Exercise inputs:
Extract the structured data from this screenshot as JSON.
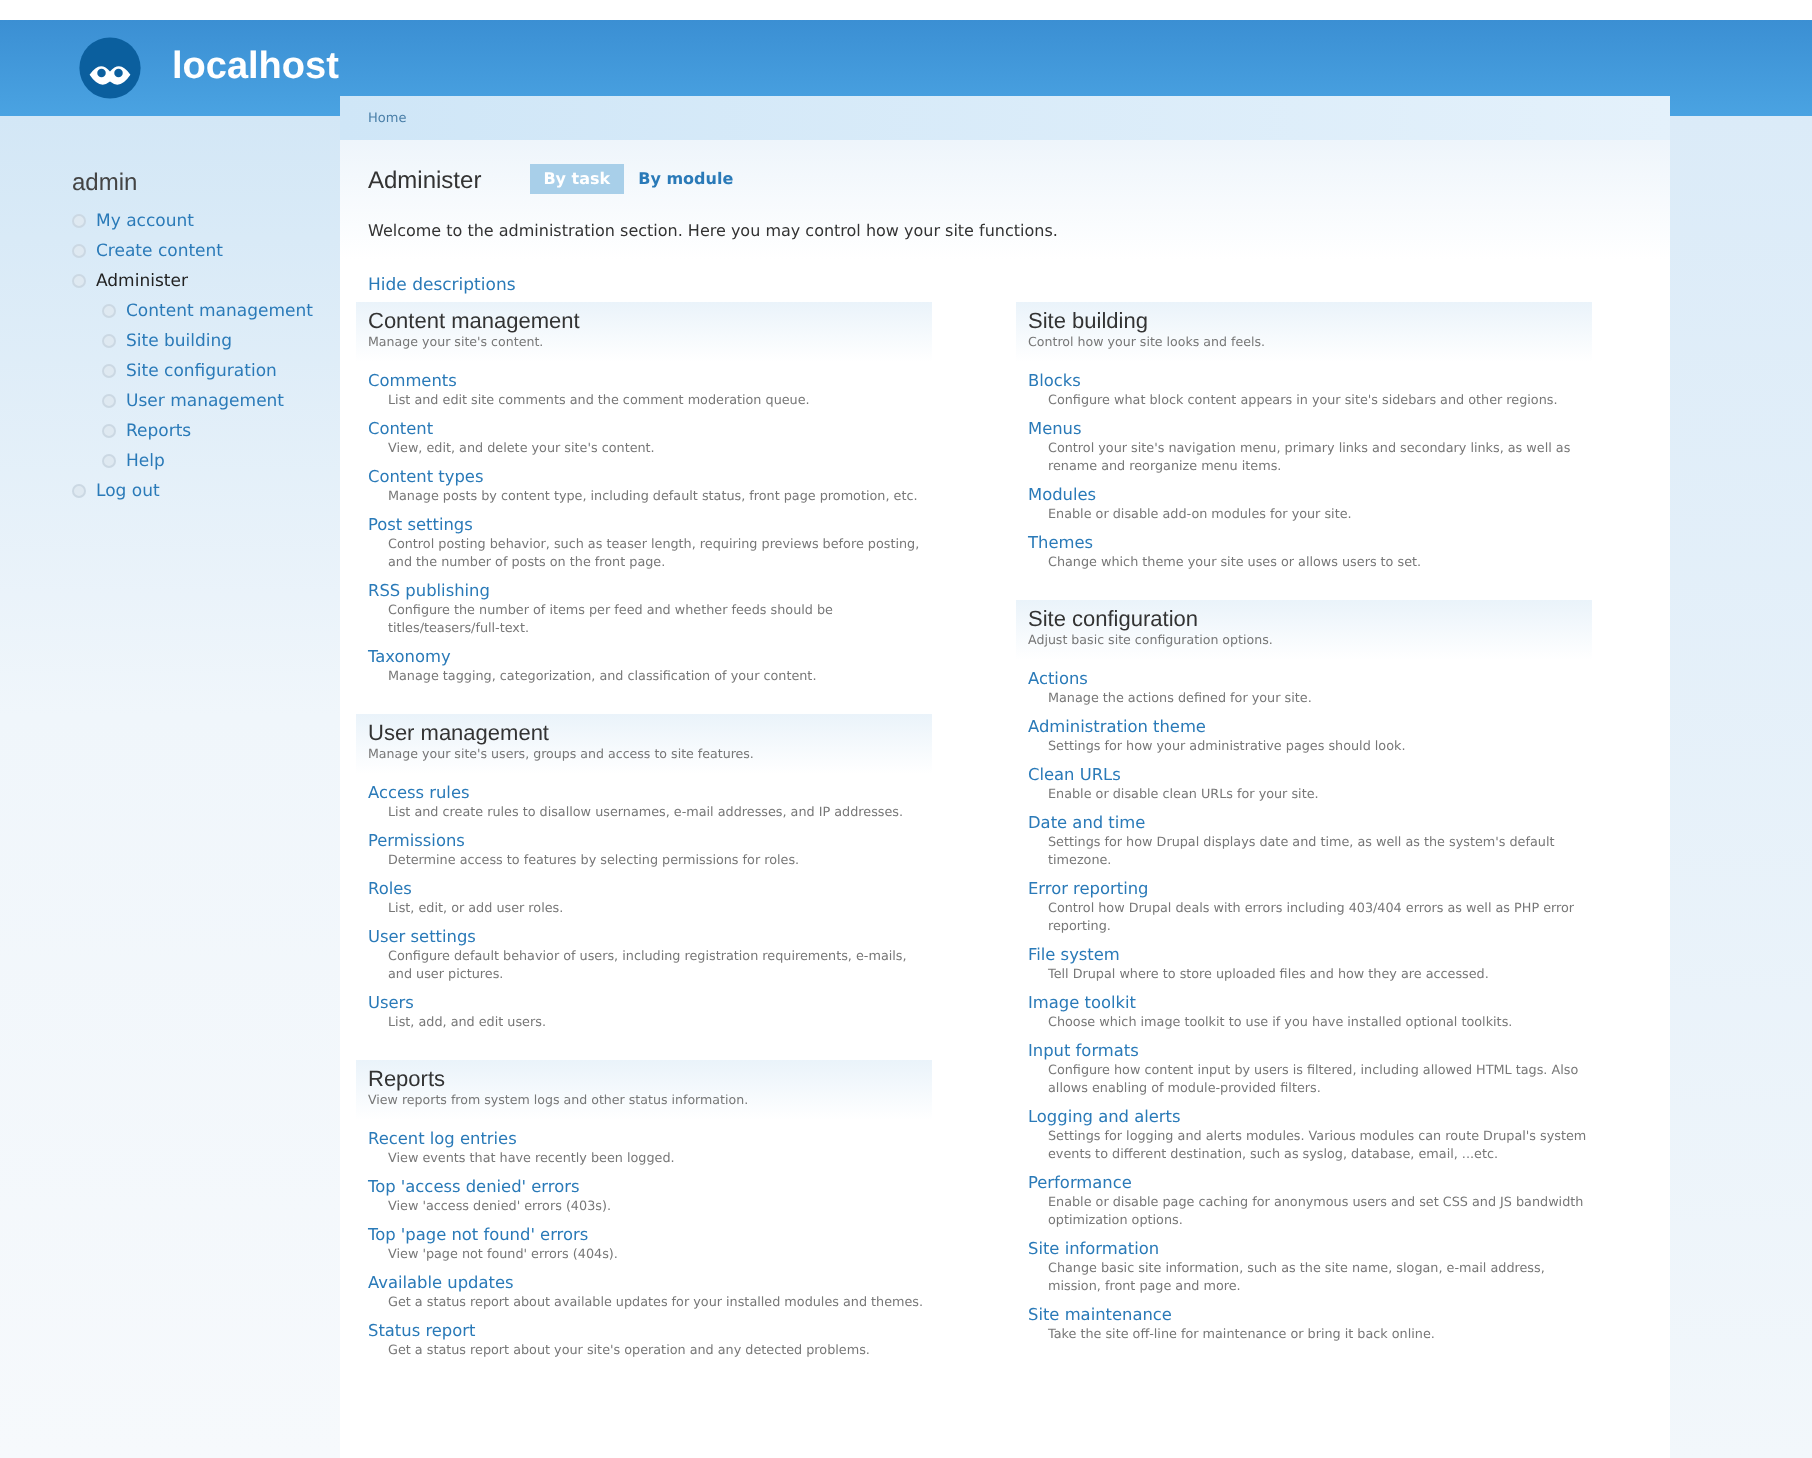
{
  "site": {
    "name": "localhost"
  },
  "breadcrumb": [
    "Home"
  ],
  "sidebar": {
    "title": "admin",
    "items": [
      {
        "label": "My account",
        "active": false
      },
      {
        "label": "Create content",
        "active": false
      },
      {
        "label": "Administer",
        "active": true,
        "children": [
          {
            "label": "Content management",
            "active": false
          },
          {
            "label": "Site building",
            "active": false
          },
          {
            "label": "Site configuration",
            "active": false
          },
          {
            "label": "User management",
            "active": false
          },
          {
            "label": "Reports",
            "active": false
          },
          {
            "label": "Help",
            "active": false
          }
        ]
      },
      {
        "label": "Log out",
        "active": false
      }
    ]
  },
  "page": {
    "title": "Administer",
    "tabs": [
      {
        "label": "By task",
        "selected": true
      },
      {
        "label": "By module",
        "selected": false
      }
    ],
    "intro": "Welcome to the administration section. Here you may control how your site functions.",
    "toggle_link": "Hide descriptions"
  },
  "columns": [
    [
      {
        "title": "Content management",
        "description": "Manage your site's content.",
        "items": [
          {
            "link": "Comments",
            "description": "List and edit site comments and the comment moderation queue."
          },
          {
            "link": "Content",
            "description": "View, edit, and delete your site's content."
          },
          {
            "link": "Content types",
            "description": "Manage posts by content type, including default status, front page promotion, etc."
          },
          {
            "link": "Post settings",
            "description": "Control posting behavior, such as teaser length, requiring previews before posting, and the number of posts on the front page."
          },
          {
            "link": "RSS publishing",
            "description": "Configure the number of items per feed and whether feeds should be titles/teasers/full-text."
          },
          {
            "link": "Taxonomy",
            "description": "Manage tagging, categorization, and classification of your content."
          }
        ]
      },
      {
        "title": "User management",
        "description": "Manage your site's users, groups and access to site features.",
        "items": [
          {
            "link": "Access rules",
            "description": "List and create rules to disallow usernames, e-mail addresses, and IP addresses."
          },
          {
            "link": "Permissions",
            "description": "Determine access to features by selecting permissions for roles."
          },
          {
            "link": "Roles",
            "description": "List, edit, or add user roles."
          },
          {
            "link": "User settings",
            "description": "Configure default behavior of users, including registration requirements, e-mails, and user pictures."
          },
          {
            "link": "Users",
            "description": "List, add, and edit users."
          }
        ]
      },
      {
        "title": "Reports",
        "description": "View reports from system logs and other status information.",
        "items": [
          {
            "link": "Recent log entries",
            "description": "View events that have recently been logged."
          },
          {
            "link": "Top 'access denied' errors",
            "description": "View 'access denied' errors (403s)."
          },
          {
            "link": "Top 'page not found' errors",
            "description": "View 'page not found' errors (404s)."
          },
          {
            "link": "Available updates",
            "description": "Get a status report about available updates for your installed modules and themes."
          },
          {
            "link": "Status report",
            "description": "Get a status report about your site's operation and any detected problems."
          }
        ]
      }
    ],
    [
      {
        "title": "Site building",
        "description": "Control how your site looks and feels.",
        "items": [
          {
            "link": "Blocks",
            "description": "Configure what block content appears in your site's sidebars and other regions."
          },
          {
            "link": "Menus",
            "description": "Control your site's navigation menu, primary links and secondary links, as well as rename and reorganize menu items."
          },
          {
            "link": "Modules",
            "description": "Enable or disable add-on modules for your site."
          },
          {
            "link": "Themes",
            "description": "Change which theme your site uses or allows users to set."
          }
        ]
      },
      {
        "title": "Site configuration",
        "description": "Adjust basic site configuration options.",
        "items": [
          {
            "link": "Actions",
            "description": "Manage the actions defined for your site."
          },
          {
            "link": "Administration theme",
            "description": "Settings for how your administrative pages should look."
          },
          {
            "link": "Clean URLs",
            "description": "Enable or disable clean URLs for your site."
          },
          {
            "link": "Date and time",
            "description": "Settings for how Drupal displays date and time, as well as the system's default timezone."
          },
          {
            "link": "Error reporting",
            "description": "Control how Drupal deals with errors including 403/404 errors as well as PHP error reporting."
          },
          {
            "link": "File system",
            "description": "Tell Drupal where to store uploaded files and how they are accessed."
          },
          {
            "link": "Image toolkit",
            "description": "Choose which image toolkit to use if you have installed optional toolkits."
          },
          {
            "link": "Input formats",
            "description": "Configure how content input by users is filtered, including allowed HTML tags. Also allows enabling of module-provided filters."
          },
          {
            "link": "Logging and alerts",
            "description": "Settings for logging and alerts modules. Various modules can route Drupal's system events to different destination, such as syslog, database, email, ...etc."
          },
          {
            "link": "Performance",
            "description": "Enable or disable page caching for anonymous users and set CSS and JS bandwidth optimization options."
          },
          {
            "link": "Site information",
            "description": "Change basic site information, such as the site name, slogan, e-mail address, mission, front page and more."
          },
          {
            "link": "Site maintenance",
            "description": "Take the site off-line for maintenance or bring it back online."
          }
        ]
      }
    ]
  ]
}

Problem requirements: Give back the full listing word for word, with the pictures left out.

Response area:
Extract the structured data from this screenshot as JSON.
{
  "site": {
    "name": "localhost"
  },
  "breadcrumb": [
    "Home"
  ],
  "sidebar": {
    "title": "admin",
    "items": [
      {
        "label": "My account",
        "active": false
      },
      {
        "label": "Create content",
        "active": false
      },
      {
        "label": "Administer",
        "active": true,
        "children": [
          {
            "label": "Content management",
            "active": false
          },
          {
            "label": "Site building",
            "active": false
          },
          {
            "label": "Site configuration",
            "active": false
          },
          {
            "label": "User management",
            "active": false
          },
          {
            "label": "Reports",
            "active": false
          },
          {
            "label": "Help",
            "active": false
          }
        ]
      },
      {
        "label": "Log out",
        "active": false
      }
    ]
  },
  "page": {
    "title": "Administer",
    "tabs": [
      {
        "label": "By task",
        "selected": true
      },
      {
        "label": "By module",
        "selected": false
      }
    ],
    "intro": "Welcome to the administration section. Here you may control how your site functions.",
    "toggle_link": "Hide descriptions"
  },
  "columns": [
    [
      {
        "title": "Content management",
        "description": "Manage your site's content.",
        "items": [
          {
            "link": "Comments",
            "description": "List and edit site comments and the comment moderation queue."
          },
          {
            "link": "Content",
            "description": "View, edit, and delete your site's content."
          },
          {
            "link": "Content types",
            "description": "Manage posts by content type, including default status, front page promotion, etc."
          },
          {
            "link": "Post settings",
            "description": "Control posting behavior, such as teaser length, requiring previews before posting, and the number of posts on the front page."
          },
          {
            "link": "RSS publishing",
            "description": "Configure the number of items per feed and whether feeds should be titles/teasers/full-text."
          },
          {
            "link": "Taxonomy",
            "description": "Manage tagging, categorization, and classification of your content."
          }
        ]
      },
      {
        "title": "User management",
        "description": "Manage your site's users, groups and access to site features.",
        "items": [
          {
            "link": "Access rules",
            "description": "List and create rules to disallow usernames, e-mail addresses, and IP addresses."
          },
          {
            "link": "Permissions",
            "description": "Determine access to features by selecting permissions for roles."
          },
          {
            "link": "Roles",
            "description": "List, edit, or add user roles."
          },
          {
            "link": "User settings",
            "description": "Configure default behavior of users, including registration requirements, e-mails, and user pictures."
          },
          {
            "link": "Users",
            "description": "List, add, and edit users."
          }
        ]
      },
      {
        "title": "Reports",
        "description": "View reports from system logs and other status information.",
        "items": [
          {
            "link": "Recent log entries",
            "description": "View events that have recently been logged."
          },
          {
            "link": "Top 'access denied' errors",
            "description": "View 'access denied' errors (403s)."
          },
          {
            "link": "Top 'page not found' errors",
            "description": "View 'page not found' errors (404s)."
          },
          {
            "link": "Available updates",
            "description": "Get a status report about available updates for your installed modules and themes."
          },
          {
            "link": "Status report",
            "description": "Get a status report about your site's operation and any detected problems."
          }
        ]
      }
    ],
    [
      {
        "title": "Site building",
        "description": "Control how your site looks and feels.",
        "items": [
          {
            "link": "Blocks",
            "description": "Configure what block content appears in your site's sidebars and other regions."
          },
          {
            "link": "Menus",
            "description": "Control your site's navigation menu, primary links and secondary links, as well as rename and reorganize menu items."
          },
          {
            "link": "Modules",
            "description": "Enable or disable add-on modules for your site."
          },
          {
            "link": "Themes",
            "description": "Change which theme your site uses or allows users to set."
          }
        ]
      },
      {
        "title": "Site configuration",
        "description": "Adjust basic site configuration options.",
        "items": [
          {
            "link": "Actions",
            "description": "Manage the actions defined for your site."
          },
          {
            "link": "Administration theme",
            "description": "Settings for how your administrative pages should look."
          },
          {
            "link": "Clean URLs",
            "description": "Enable or disable clean URLs for your site."
          },
          {
            "link": "Date and time",
            "description": "Settings for how Drupal displays date and time, as well as the system's default timezone."
          },
          {
            "link": "Error reporting",
            "description": "Control how Drupal deals with errors including 403/404 errors as well as PHP error reporting."
          },
          {
            "link": "File system",
            "description": "Tell Drupal where to store uploaded files and how they are accessed."
          },
          {
            "link": "Image toolkit",
            "description": "Choose which image toolkit to use if you have installed optional toolkits."
          },
          {
            "link": "Input formats",
            "description": "Configure how content input by users is filtered, including allowed HTML tags. Also allows enabling of module-provided filters."
          },
          {
            "link": "Logging and alerts",
            "description": "Settings for logging and alerts modules. Various modules can route Drupal's system events to different destination, such as syslog, database, email, ...etc."
          },
          {
            "link": "Performance",
            "description": "Enable or disable page caching for anonymous users and set CSS and JS bandwidth optimization options."
          },
          {
            "link": "Site information",
            "description": "Change basic site information, such as the site name, slogan, e-mail address, mission, front page and more."
          },
          {
            "link": "Site maintenance",
            "description": "Take the site off-line for maintenance or bring it back online."
          }
        ]
      }
    ]
  ]
}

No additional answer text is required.